[Start of section]

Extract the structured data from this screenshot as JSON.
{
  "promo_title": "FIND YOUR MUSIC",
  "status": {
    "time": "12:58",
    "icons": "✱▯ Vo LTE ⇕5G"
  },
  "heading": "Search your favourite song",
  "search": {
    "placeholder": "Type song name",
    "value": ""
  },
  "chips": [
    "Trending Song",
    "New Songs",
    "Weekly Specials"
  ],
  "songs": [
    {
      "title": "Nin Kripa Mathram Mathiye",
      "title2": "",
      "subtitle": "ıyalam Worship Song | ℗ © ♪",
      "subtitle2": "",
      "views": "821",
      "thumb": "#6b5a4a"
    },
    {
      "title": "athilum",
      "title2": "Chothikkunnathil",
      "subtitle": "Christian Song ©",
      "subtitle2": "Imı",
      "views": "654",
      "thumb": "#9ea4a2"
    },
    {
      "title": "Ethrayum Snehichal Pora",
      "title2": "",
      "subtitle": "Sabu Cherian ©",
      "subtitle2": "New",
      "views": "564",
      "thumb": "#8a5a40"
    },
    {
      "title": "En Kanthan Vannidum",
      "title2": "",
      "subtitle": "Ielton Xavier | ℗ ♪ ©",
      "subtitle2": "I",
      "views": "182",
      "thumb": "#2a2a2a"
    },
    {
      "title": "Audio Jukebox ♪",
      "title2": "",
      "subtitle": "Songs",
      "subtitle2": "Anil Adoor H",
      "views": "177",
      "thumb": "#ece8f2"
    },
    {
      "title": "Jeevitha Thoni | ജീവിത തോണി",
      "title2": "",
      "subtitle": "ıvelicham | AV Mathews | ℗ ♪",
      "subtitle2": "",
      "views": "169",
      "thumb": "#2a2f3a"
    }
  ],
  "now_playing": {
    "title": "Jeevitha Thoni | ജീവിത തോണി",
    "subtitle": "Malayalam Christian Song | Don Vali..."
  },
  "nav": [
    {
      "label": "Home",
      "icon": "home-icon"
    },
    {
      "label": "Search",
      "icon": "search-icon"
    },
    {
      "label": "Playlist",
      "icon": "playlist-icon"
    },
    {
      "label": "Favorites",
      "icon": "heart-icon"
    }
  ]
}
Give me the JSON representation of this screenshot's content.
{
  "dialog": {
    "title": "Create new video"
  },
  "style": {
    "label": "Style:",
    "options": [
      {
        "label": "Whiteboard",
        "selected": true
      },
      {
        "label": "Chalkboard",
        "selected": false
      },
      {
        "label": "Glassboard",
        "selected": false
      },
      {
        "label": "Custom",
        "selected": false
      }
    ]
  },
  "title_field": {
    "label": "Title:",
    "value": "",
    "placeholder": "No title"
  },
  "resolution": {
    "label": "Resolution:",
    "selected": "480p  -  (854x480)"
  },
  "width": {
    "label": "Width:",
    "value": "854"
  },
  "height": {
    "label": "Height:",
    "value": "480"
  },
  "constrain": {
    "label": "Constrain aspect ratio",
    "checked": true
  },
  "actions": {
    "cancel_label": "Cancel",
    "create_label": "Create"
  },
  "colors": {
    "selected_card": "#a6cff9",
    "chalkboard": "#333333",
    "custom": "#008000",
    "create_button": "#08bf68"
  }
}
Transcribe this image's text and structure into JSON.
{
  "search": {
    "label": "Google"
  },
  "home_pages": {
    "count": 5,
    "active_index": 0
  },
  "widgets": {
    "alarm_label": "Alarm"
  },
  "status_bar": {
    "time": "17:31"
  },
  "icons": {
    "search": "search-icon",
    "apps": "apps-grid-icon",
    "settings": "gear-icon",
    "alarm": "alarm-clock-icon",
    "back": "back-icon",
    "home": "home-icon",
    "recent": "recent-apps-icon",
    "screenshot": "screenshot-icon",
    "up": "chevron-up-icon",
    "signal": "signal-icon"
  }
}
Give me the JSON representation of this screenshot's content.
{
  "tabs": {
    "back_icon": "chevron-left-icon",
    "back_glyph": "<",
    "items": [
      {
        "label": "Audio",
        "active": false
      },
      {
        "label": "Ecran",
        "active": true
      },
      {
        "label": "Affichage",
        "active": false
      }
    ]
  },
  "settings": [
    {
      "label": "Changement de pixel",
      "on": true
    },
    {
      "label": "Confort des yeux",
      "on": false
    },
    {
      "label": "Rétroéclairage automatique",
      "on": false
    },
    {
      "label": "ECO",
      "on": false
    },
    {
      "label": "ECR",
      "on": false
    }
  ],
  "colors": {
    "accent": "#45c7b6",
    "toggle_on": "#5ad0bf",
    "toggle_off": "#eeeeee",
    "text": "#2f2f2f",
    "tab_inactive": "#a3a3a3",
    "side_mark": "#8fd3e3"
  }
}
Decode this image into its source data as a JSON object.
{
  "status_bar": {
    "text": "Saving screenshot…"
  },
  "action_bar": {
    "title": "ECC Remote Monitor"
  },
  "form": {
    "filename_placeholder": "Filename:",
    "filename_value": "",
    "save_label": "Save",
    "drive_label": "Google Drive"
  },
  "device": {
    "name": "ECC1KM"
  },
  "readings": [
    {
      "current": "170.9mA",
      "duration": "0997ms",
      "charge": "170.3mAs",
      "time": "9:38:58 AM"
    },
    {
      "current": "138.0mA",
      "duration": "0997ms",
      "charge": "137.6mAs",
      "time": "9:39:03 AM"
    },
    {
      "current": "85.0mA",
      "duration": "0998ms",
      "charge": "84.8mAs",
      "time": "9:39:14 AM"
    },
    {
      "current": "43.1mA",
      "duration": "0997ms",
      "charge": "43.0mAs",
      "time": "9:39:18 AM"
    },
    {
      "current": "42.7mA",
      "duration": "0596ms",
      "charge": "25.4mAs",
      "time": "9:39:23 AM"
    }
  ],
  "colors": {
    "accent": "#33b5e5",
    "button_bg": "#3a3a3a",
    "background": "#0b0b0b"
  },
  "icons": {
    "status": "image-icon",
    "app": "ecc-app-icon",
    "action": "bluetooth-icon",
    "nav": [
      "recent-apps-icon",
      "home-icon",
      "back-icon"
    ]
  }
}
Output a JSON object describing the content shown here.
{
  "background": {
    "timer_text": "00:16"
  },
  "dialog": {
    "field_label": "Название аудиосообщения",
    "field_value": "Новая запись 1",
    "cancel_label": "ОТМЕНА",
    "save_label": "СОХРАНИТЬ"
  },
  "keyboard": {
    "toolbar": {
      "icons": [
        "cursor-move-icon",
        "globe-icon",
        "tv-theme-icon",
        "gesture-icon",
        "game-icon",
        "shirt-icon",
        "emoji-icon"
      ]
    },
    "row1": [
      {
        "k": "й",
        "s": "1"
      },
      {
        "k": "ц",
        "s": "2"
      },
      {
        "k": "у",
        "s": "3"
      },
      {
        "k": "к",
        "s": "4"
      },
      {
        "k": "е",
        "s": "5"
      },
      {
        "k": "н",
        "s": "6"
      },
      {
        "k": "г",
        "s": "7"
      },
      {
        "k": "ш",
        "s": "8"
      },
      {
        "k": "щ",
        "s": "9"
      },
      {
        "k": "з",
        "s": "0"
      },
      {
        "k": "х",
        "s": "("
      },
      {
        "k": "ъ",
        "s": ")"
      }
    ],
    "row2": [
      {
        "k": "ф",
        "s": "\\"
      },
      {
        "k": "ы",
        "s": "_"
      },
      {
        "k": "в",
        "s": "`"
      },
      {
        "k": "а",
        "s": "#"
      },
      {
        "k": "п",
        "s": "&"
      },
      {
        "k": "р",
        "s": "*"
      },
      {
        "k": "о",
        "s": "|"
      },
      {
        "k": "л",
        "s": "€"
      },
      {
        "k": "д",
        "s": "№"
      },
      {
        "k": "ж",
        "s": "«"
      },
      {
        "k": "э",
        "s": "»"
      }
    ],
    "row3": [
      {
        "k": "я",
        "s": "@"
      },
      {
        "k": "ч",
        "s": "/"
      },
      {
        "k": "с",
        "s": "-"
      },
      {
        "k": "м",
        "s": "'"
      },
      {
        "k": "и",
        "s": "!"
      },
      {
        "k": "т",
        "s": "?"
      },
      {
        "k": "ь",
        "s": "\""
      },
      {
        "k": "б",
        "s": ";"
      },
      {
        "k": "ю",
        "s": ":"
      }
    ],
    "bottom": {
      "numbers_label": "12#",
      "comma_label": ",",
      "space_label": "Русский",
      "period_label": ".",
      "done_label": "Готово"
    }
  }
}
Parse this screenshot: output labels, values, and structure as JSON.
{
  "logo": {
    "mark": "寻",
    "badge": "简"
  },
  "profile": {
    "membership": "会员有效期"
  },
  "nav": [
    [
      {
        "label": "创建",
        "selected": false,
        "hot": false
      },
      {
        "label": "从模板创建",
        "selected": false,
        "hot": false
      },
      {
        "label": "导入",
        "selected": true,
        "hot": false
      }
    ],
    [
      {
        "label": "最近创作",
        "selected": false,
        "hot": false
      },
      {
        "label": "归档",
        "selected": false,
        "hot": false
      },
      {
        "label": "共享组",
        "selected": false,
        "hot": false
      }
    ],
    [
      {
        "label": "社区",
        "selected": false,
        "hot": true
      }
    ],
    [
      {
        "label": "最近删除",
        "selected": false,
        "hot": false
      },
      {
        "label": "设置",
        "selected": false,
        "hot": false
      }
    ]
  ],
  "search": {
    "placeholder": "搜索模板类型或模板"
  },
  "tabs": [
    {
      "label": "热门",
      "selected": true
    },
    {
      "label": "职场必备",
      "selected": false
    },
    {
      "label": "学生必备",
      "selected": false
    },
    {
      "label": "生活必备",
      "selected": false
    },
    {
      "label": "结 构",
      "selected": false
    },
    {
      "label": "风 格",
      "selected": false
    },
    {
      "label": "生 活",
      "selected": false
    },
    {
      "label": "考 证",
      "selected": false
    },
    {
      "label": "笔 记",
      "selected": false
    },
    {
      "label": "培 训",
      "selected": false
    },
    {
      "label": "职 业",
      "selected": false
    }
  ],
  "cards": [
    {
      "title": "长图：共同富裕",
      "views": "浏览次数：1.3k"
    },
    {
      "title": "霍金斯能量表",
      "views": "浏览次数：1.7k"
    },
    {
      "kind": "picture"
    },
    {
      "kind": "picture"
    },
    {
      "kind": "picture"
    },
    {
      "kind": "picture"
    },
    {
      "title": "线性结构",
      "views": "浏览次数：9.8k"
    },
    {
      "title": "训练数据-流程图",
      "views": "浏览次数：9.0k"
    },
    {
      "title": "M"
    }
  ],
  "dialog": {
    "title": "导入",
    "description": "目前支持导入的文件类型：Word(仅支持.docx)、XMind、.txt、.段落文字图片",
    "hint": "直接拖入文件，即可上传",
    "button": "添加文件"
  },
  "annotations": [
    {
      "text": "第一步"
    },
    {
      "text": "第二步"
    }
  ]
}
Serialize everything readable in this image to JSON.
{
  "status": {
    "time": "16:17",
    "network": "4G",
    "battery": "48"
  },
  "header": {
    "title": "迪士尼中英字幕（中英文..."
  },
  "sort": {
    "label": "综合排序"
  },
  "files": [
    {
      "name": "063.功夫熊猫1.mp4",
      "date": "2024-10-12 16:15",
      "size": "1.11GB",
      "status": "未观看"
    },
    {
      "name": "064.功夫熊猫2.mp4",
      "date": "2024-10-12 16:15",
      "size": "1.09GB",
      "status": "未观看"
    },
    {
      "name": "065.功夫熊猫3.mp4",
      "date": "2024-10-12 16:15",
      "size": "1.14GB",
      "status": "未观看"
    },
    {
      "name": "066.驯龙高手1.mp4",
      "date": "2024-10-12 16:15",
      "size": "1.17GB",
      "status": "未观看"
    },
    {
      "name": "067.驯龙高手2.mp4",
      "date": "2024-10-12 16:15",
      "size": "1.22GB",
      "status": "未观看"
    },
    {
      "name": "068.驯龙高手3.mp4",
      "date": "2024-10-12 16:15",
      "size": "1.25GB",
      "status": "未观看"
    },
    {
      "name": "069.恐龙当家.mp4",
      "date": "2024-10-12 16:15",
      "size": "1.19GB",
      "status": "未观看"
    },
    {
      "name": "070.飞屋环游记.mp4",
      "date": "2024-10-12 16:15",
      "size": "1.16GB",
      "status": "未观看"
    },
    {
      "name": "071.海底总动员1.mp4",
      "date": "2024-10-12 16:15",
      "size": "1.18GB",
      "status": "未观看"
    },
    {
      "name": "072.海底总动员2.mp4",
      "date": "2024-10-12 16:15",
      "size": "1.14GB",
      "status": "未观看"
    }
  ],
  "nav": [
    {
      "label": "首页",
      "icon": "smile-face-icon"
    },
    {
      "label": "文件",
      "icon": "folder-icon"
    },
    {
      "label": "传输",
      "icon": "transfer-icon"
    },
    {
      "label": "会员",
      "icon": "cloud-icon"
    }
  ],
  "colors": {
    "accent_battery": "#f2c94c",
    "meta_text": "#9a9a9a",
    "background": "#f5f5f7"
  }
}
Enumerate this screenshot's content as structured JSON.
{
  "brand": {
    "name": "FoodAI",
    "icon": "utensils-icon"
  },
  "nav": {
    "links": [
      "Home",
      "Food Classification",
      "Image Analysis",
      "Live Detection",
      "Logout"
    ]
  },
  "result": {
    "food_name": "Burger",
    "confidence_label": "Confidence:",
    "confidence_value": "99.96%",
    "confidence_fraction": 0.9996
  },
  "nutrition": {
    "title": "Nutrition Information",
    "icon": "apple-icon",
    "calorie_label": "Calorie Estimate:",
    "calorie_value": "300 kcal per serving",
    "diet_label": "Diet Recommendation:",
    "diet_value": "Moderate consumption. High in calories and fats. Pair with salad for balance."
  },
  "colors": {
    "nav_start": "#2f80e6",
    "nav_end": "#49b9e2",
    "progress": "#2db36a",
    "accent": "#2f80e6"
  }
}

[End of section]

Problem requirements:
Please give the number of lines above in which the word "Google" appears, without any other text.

Exercise solution:
2